Work to be completed = Pictures aside, return every line below exactly as written.

-------

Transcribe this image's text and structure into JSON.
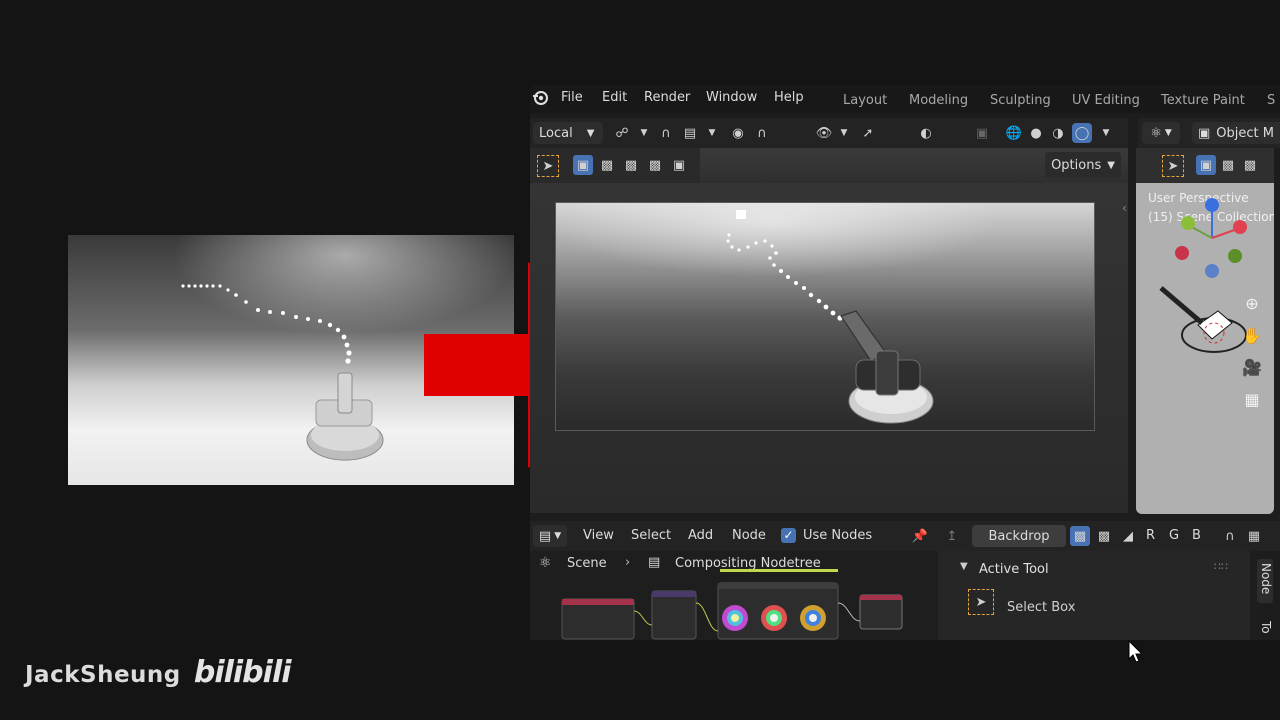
{
  "menu": {
    "items": [
      "File",
      "Edit",
      "Render",
      "Window",
      "Help"
    ]
  },
  "workspaces": {
    "tabs": [
      "Layout",
      "Modeling",
      "Sculpting",
      "UV Editing",
      "Texture Paint",
      "S"
    ]
  },
  "viewport_header": {
    "transform_orientation": "Local",
    "options_label": "Options"
  },
  "side_viewport": {
    "header_mode": "Object M",
    "perspective_label": "User Perspective",
    "collection_label": "(15) Scene Collection"
  },
  "node_editor": {
    "menus": [
      "View",
      "Select",
      "Add",
      "Node"
    ],
    "use_nodes_label": "Use Nodes",
    "use_nodes_checked": true,
    "backdrop_label": "Backdrop",
    "channels": [
      "R",
      "G",
      "B"
    ],
    "breadcrumb_scene": "Scene",
    "breadcrumb_tree": "Compositing Nodetree"
  },
  "sidebar": {
    "panel_title": "Active Tool",
    "tool_name": "Select Box",
    "tabs": [
      "Node",
      "To"
    ]
  },
  "watermark": {
    "author": "JackSheung",
    "platform": "bilibili"
  },
  "colors": {
    "arrow": "#e00000",
    "accent_blue": "#4772b3",
    "select_orange": "#e8a33c"
  }
}
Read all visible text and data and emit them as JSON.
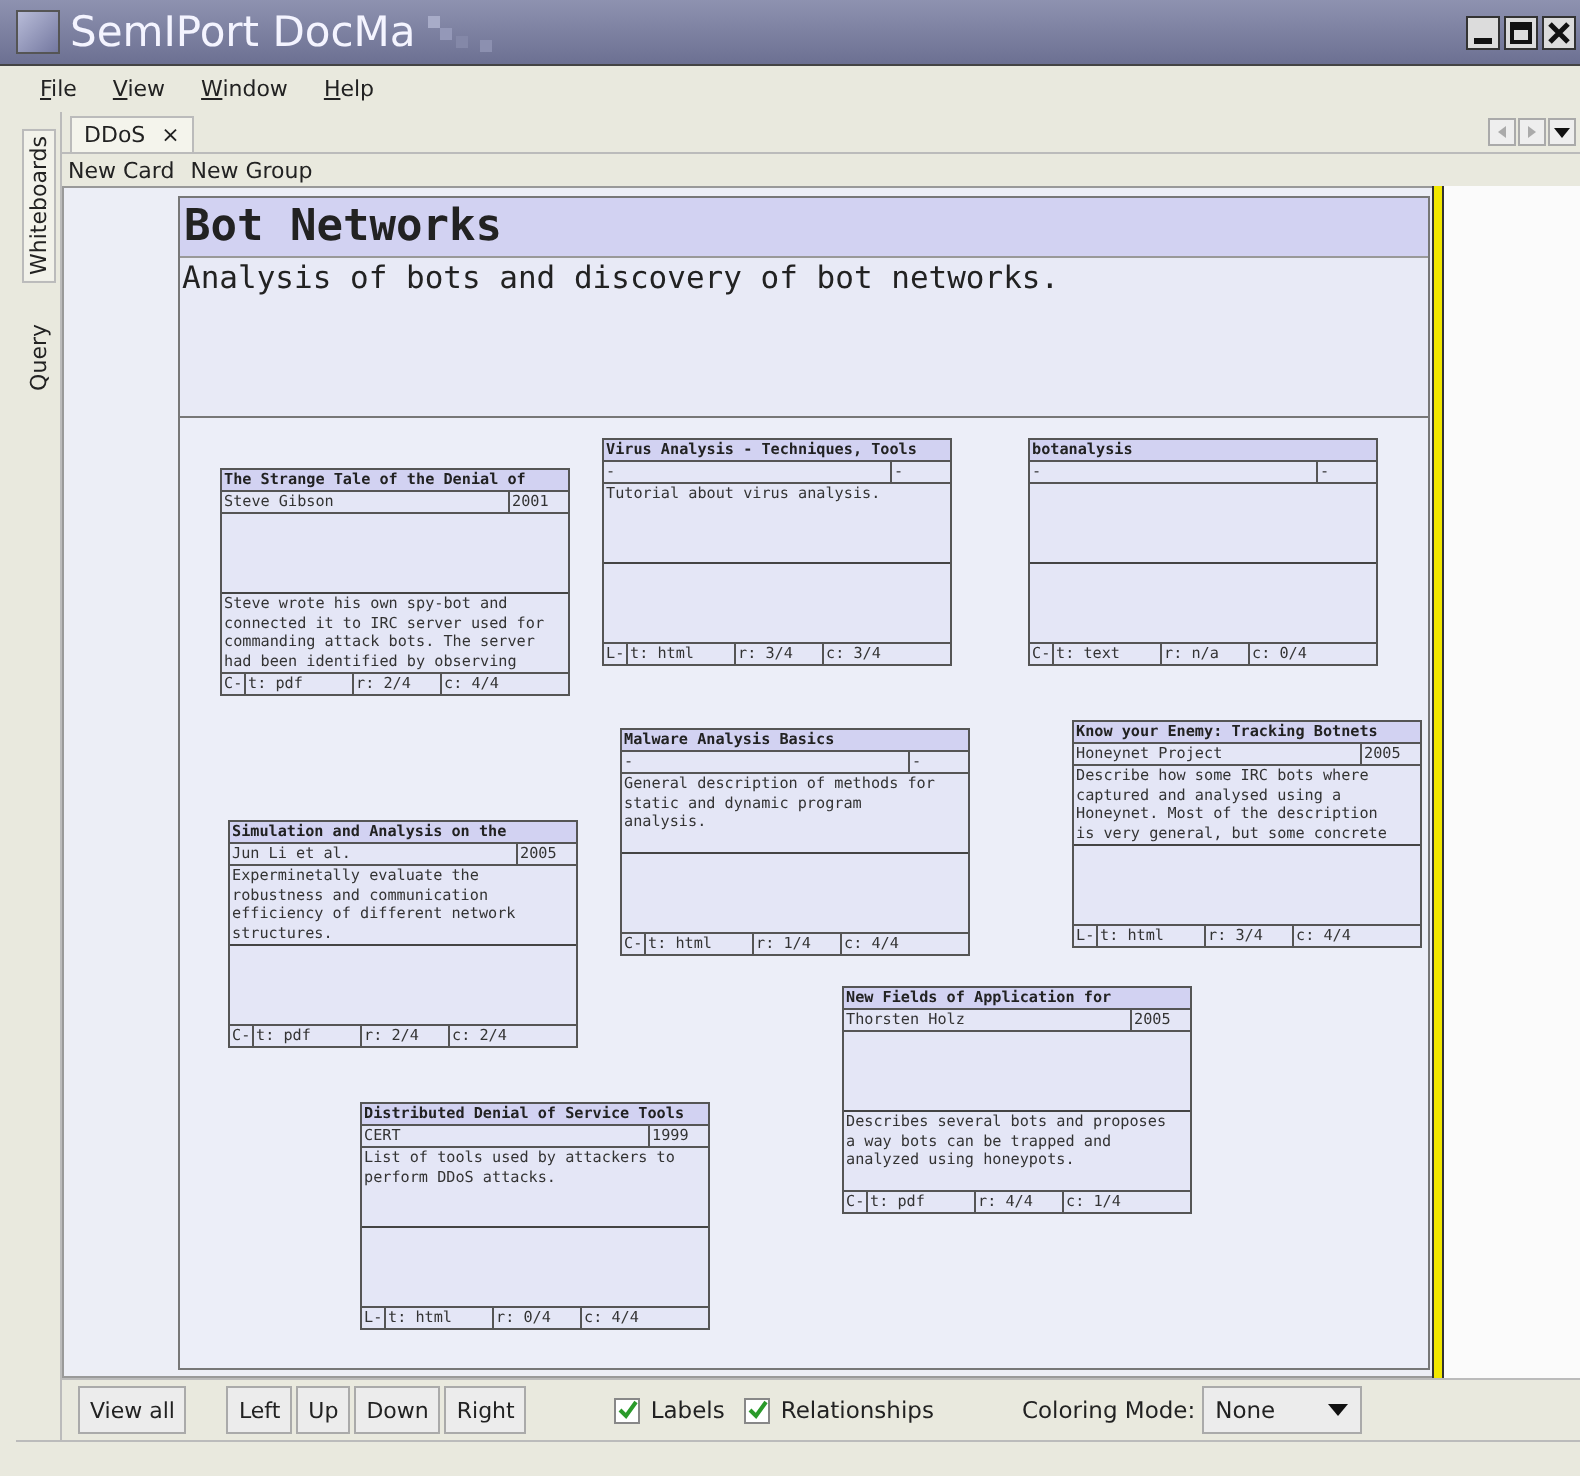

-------

Answer to the problem =
Transcribe this image's text and structure into JSON.
{
  "menu": {
    "items": [
      "File",
      "Edit",
      "Render",
      "Window",
      "Help"
    ]
  },
  "workspaces": {
    "tabs": [
      "Layout",
      "Modeling",
      "Sculpting",
      "UV Editing",
      "Texture Paint",
      "S"
    ]
  },
  "viewport_header": {
    "transform_orientation": "Local",
    "options_label": "Options"
  },
  "side_viewport": {
    "header_mode": "Object M",
    "perspective_label": "User Perspective",
    "collection_label": "(15) Scene Collection"
  },
  "node_editor": {
    "menus": [
      "View",
      "Select",
      "Add",
      "Node"
    ],
    "use_nodes_label": "Use Nodes",
    "use_nodes_checked": true,
    "backdrop_label": "Backdrop",
    "channels": [
      "R",
      "G",
      "B"
    ],
    "breadcrumb_scene": "Scene",
    "breadcrumb_tree": "Compositing Nodetree"
  },
  "sidebar": {
    "panel_title": "Active Tool",
    "tool_name": "Select Box",
    "tabs": [
      "Node",
      "To"
    ]
  },
  "watermark": {
    "author": "JackSheung",
    "platform": "bilibili"
  },
  "colors": {
    "arrow": "#e00000",
    "accent_blue": "#4772b3",
    "select_orange": "#e8a33c"
  }
}
Read all visible text and data and emit them as JSON.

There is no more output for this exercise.